APAC data centre capacity breaches 13,400MW in Q1
Mumbai stood out in the region with its capacity surpassing the 2,000MW mark.
According to the Q1 2023 Data Centre Report published by Knight Frank in partnership with DC Byte, the total data centre capacity across nine key Asia Pacific markets surpassed 13,400MW, with a 425MW increase since the start of the year - this includes live, under construction and phased power.
These markets include established ones such as Tokyo, Shanghai, Sydney, Singapore, and Hong Kong, as well as fast-growing tier 2 markets such as Mumbai, Seoul, Kuala Lumpur, and Bangkok.
Here’s more from Knight Frank:
The positive trajectory across APAC is a result of both established and hyper-growth data centre markets leveraging the momentum of the previous four quarters. Much of this growth was fuelled by market expansions recorded in Mumbai and new capacity announcements in Bangkok, Kuala Lumpur and Tokyo.
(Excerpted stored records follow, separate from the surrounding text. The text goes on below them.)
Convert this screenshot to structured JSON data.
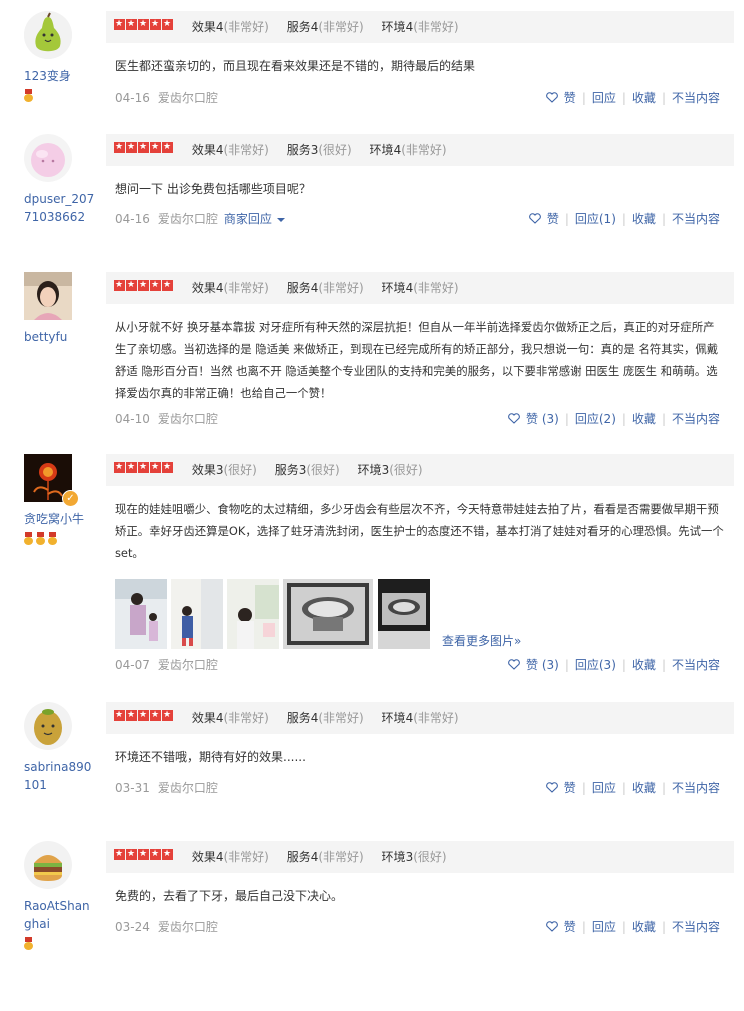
{
  "common": {
    "service_label": "爱齿尔口腔",
    "like_label": "赞",
    "reply_label": "回应",
    "favorite_label": "收藏",
    "report_label": "不当内容",
    "more_photos_label": "查看更多图片»"
  },
  "reviews": [
    {
      "user": "123变身",
      "stars": 5,
      "ratings": [
        {
          "label": "效果",
          "score": "4",
          "desc": "(非常好)"
        },
        {
          "label": "服务",
          "score": "4",
          "desc": "(非常好)"
        },
        {
          "label": "环境",
          "score": "4",
          "desc": "(非常好)"
        }
      ],
      "text": "医生都还蛮亲切的，而且现在看来效果还是不错的，期待最后的结果",
      "date": "04-16",
      "like": "赞",
      "reply": "回应"
    },
    {
      "user": "dpuser_20771038662",
      "stars": 5,
      "ratings": [
        {
          "label": "效果",
          "score": "4",
          "desc": "(非常好)"
        },
        {
          "label": "服务",
          "score": "3",
          "desc": "(很好)"
        },
        {
          "label": "环境",
          "score": "4",
          "desc": "(非常好)"
        }
      ],
      "text": "想问一下 出诊免费包括哪些项目呢？",
      "date": "04-16",
      "merchant_reply": "商家回应",
      "like": "赞",
      "reply": "回应(1)"
    },
    {
      "user": "bettyfu",
      "stars": 5,
      "ratings": [
        {
          "label": "效果",
          "score": "4",
          "desc": "(非常好)"
        },
        {
          "label": "服务",
          "score": "4",
          "desc": "(非常好)"
        },
        {
          "label": "环境",
          "score": "4",
          "desc": "(非常好)"
        }
      ],
      "text": "从小牙就不好 换牙基本靠拔 对牙症所有种天然的深层抗拒！但自从一年半前选择爱齿尔做矫正之后，真正的对牙症所产生了亲切感。当初选择的是 隐适美 来做矫正，到现在已经完成所有的矫正部分，我只想说一句：真的是 名符其实，佩戴舒适 隐形百分百！当然 也离不开 隐适美整个专业团队的支持和完美的服务，以下要非常感谢 田医生 庞医生 和萌萌。选择爱齿尔真的非常正确！也给自己一个赞！",
      "date": "04-10",
      "like": "赞 (3)",
      "reply": "回应(2)"
    },
    {
      "user": "贪吃窝小牛",
      "stars": 5,
      "ratings": [
        {
          "label": "效果",
          "score": "3",
          "desc": "(很好)"
        },
        {
          "label": "服务",
          "score": "3",
          "desc": "(很好)"
        },
        {
          "label": "环境",
          "score": "3",
          "desc": "(很好)"
        }
      ],
      "text": "现在的娃娃咀嚼少、食物吃的太过精细，多少牙齿会有些层次不齐，今天特意带娃娃去拍了片，看看是否需要做早期干预矫正。幸好牙齿还算是OK，选择了蛀牙清洗封闭，医生护士的态度还不错，基本打消了娃娃对看牙的心理恐惧。先试一个set。",
      "date": "04-07",
      "like": "赞 (3)",
      "reply": "回应(3)"
    },
    {
      "user": "sabrina890101",
      "stars": 5,
      "ratings": [
        {
          "label": "效果",
          "score": "4",
          "desc": "(非常好)"
        },
        {
          "label": "服务",
          "score": "4",
          "desc": "(非常好)"
        },
        {
          "label": "环境",
          "score": "4",
          "desc": "(非常好)"
        }
      ],
      "text": "环境还不错哦，期待有好的效果......",
      "date": "03-31",
      "like": "赞",
      "reply": "回应"
    },
    {
      "user": "RaoAtShanghai",
      "stars": 5,
      "ratings": [
        {
          "label": "效果",
          "score": "4",
          "desc": "(非常好)"
        },
        {
          "label": "服务",
          "score": "4",
          "desc": "(非常好)"
        },
        {
          "label": "环境",
          "score": "3",
          "desc": "(很好)"
        }
      ],
      "text": "免费的，去看了下牙，最后自己没下决心。",
      "date": "03-24",
      "like": "赞",
      "reply": "回应"
    }
  ]
}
Mumbai emerged as the standout growth story of Q1 2023, with the market’s total capacity expansion surpassing the 2,000MW milestone. Supply movements have moderated compared to previous quarters, with over 40% of its current live capacity absorbed throughout 2022.
Bangkok also experienced impressive growth, surging by nearly 30% since the start of the year. Building on the strong absorption witnessed in 2022, market players are actively expanding their presence and increasing their share of the market. Multiple operators are pursuing capacity expansions across different locations in the city, capitalising on favourable market conditions. Similarly, Kuala Lumpur witnessed substantial growth, accounting for one-third of the total supply (250MW) added to the market in the past year.
Supply in Singapore remains highly constrained as the data centre operator market awaits the government's results of the ‘call for applications’ programme. On the demand side, Singapore and key markets like Tokyo, Sydney, Shanghai, and Hong Kong continue to exhibit robust activity, driven by leading cloud providers and financial institutions.
In Hong Kong, the total capacity was 989MW as of Q1 2023 and the top 5 operators account for 62% of market share. There was only a vacant supply of 60 MW, while another supply of 136 MW is under construction. There has been no new capacity added to the market since the end of 2022.
Fred Fitzalan Howard, Data Centre Lead APAC, Knight Frank said: “The data centre sector has witnessed a remarkable acceleration in recent years, driven by the exponential growth of internet usage across commerce, social media, entertainment, and cloud adoption. This surge has piqued the interest of a wide range of investors, including growth capital, buyout, real estate, and infrastructure investors. As data centres gain prominence as an asset class, investors are leveraging various strategies such as mergers and acquisitions (M&As), joint ventures, and land acquisitions to tap into this thriving sector. We anticipate notable trends including increased M&As and land acquisitions in emerging Tier 2 cities, a growing emphasis on data residency and sovereignty, persistent supply chain disruptions and delays, and a heightened focus on sustainability in data centre development. Recognising that data centres encompass more than just physical infrastructure; these projects require expertise in areas such as real estate and digital infrastructure."
James Murphy, APAC Managing Director at DC Byte, added: "Despite well-documented barriers to data centre development in the more established markets across the region, significant capacity is still being added as demand for cloud services continues to be strong. In the past, this demand would have been contained to a few markets but we are increasingly seeing new cloud regions and availability zones being established in new markets which accounts for the significant growth in both supply and demand regionally."
Russell Lam, Executive Director of Capital Markets, Knight Frank said: "Stabilised data centers have become highly desirable assets in the private equity real estate market in recent years. Typically, they are tied to long leases with built-in inflation step-up and are operated by reputable colocation providers. These types of properties are particularly well-suited for investors pursuing core or core-plus investment strategies.